While cleaning the kitchen one day, I clicked on some YouTube readings. The quality wasn’t great, but I could at least get the information in my head. Thrilling. This had potential. From there, I transitioned to Librivox, then to an Audible subscription.
It was a strange move for someone with my priorities. Even though I have a graduate degree in oral literature—even though I know that the transfer of human ideas has its roots in the spoken tongue, I’d long continued to rank input quality by the prejudices of modernity.
Walter Ong’s Orality and Literacy, addresses the importance of auditory input:
“Sight isolates, sound incorporates. Whereas sight situates the observer outside what he views, at a distance, sound pours into the hearer. Vision dissects, as Merleau-Ponty has observed (1961). Vision comes to a human being from one direction at a time: to look at a room or a landscape, I must move my eyes around from one part to another.
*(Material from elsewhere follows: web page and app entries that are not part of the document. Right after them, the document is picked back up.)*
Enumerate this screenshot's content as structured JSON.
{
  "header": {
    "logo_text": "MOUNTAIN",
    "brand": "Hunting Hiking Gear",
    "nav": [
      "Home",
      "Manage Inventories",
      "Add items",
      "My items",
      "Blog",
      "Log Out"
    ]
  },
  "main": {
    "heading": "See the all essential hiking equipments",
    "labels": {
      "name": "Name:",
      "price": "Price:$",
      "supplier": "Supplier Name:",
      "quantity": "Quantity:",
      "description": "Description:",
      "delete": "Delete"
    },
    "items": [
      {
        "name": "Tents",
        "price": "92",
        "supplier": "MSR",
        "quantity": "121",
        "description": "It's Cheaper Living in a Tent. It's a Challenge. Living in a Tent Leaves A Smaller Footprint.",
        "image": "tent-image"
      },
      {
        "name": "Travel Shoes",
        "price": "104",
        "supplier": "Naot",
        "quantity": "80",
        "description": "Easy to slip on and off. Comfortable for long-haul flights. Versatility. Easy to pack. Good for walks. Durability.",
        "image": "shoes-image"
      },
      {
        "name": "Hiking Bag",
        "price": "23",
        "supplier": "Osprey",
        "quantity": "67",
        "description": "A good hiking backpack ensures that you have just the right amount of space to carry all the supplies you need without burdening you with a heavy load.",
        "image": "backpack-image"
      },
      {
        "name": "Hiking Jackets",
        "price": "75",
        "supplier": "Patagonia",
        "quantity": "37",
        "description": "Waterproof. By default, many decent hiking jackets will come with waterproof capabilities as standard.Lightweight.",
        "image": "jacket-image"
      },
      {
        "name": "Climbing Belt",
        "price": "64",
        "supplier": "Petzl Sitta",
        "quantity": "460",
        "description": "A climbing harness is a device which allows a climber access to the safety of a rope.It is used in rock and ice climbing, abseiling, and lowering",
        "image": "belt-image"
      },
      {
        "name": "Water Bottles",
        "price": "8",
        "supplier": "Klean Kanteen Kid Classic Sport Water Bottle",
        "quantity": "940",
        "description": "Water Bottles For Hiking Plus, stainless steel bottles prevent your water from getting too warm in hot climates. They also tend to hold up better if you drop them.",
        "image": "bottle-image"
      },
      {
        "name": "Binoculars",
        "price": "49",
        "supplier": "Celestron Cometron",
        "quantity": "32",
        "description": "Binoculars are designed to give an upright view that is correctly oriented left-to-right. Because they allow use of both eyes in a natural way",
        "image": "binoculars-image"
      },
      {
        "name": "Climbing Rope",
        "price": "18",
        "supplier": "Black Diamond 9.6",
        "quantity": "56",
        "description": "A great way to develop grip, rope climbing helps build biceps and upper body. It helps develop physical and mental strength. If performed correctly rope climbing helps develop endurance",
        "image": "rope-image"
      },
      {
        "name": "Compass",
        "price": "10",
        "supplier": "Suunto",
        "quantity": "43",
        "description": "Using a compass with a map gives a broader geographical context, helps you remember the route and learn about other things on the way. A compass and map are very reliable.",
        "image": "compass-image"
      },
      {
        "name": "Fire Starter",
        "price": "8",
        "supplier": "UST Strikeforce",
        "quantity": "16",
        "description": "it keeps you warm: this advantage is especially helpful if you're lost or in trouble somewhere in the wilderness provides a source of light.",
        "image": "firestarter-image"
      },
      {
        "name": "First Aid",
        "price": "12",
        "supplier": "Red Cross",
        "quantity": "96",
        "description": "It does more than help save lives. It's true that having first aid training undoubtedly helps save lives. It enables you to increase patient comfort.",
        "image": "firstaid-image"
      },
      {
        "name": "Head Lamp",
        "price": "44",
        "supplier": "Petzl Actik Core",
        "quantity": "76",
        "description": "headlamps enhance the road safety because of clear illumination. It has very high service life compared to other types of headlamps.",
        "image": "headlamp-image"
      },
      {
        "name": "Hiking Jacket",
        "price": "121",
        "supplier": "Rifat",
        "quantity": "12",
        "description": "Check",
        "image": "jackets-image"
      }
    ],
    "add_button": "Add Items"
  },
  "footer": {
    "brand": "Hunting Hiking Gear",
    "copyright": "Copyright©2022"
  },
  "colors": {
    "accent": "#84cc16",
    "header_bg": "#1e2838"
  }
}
When I hear, however, I gather sound simultaneously from every directions at once; I am at the center of my auditory world, which envelopes me, establishing me at a kind of core of sensation and existence… You can immerse yourself in hearing, in sound. There is no way to immerse yourself similarly in sight.”
I don’t think Ong’s conclusion applies to all circumstances. As the mother of a colorblind child, it would be difficult for me to stomach an argument suggesting that my son needed a full range of spectrum to comprehend the world wholeheartedly. Those who juggle physical limitations have enough struggles without being told that they need what they cannot have. Because of this, I assume that God has a way of widening and deepening experience for those who have unique challenges. But for those who have the option to both see and hear, what can we discovered by the exercise of auditory input?
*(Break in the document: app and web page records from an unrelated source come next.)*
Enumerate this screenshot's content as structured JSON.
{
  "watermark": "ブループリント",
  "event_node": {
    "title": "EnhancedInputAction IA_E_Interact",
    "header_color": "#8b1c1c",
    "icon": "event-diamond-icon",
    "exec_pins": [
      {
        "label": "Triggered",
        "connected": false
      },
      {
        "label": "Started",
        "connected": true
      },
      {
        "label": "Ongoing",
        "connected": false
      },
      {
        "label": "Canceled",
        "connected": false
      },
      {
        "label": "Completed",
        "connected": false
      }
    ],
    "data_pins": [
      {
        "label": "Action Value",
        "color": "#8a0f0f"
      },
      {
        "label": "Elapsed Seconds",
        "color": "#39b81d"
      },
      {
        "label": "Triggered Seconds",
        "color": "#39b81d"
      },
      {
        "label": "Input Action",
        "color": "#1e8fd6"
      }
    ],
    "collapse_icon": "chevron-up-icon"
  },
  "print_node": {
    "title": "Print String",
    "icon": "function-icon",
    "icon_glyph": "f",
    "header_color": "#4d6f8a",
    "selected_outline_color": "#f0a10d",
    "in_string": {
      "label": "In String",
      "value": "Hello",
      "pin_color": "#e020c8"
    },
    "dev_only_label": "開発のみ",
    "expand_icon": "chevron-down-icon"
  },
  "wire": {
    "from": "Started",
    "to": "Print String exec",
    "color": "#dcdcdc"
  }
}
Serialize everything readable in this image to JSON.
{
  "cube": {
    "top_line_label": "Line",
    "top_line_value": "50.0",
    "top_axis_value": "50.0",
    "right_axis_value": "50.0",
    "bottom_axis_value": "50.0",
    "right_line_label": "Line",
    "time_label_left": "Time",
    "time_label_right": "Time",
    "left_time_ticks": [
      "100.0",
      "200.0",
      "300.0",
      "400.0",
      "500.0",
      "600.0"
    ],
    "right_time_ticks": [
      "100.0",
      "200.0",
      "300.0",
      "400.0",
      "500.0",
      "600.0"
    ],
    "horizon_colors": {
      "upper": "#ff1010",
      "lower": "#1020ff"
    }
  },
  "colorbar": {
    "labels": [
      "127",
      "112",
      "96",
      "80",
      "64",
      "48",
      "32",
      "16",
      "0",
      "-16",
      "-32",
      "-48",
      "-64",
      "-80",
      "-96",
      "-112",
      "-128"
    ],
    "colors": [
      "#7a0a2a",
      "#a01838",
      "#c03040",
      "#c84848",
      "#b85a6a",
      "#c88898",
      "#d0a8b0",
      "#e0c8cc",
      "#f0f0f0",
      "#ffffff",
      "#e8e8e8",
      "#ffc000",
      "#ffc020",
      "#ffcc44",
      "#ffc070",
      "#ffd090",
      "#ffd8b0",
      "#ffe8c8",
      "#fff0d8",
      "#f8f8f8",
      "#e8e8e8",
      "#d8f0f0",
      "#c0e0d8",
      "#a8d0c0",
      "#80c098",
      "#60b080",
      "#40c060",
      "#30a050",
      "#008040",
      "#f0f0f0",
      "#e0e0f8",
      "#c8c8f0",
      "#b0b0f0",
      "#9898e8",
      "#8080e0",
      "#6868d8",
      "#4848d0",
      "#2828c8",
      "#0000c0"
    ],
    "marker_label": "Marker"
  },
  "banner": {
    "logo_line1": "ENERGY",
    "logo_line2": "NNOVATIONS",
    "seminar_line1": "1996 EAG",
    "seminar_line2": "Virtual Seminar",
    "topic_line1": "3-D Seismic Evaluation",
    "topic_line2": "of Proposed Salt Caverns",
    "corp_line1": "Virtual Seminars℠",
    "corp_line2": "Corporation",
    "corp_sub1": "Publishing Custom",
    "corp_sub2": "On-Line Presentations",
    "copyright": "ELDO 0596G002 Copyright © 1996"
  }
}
Today I was reading an article on The New York Times when I decided to select the same text and let the reader on my computer offer it to me aloud instead. For the sake of the point I’m making here, I should probably let you know that I’ve always scored high on reading comprehension tests. I’m a fast, strong reader, and my eyes are trained to look for key details. However, being able to harvest main ideas isn’t the same thing as being able to read perfectly.
As my computer’s voice reader kept the same pace throughout its delivery, I was forced to hear nuances that I had missed in my visual reading. Every sentence held equal weight, meaning the usual decisions I make (instinctively) about where to rush or rest my eyes inside of a block of text were stripped away. The conclusions I drew after listening were different from the conclusions I had drawn after reading.
As I have been slowly working through Les Mis over the past year, I’ve hit this same realization dozens of times. A few times, I have read a chapter on Kindle, read over the same chapter in a hard copy of the book, and then listened to George Guidall read it to me. Inevitably, the audio book has revealed information that I have missed in visual venues.
Especially in a book as complicated as Les Mis—a book full of diversions into history and culture—I tend to blitz paragraphs about French political leaders and bizarre nuances of monastic life. Yet, when those same sections are read aloud, I realize why Hugo included them.
It’s been humbling for me to discover that a venue I used to consider secondary can sometimes be superior to traditional reading. It’s also been liberating.
Lately, I have grown comfortable integrating audio books into my life as much as possible, playing them while I drive, clean, and exercise. I can tell that listening enhances reading and vice-versa. This ambidextrous approach allows me to work with my limitations in a spirit of gratitude instead of self-pity. My connection to great literature has not only been restored, but I am also able to learn in some ways that I wouldn’t have pursued if I hadn’t been forced to reach out beyond my own traditions.
If your life is too busy, and if you feel like you are withering away without your old long hours curled up with a physical book, I hope this post will encourage you to experiment a little. Actually, I find myself giggling a nowadays when stodgy old souls say things like, “Listening to a book isn’t READING it.” That’s bunk. For many decades, families sat before blazing fires listening to one another read aloud. For centuries before that, stories were passed from generation to generation by voice alone. Taking time to hear aligns you with some of the oldest and best traditions of human narrative. Stand expectantly on the cusp of your worn out, traditional reading map. Beyond this border be dragons—and this is not such a bad thing.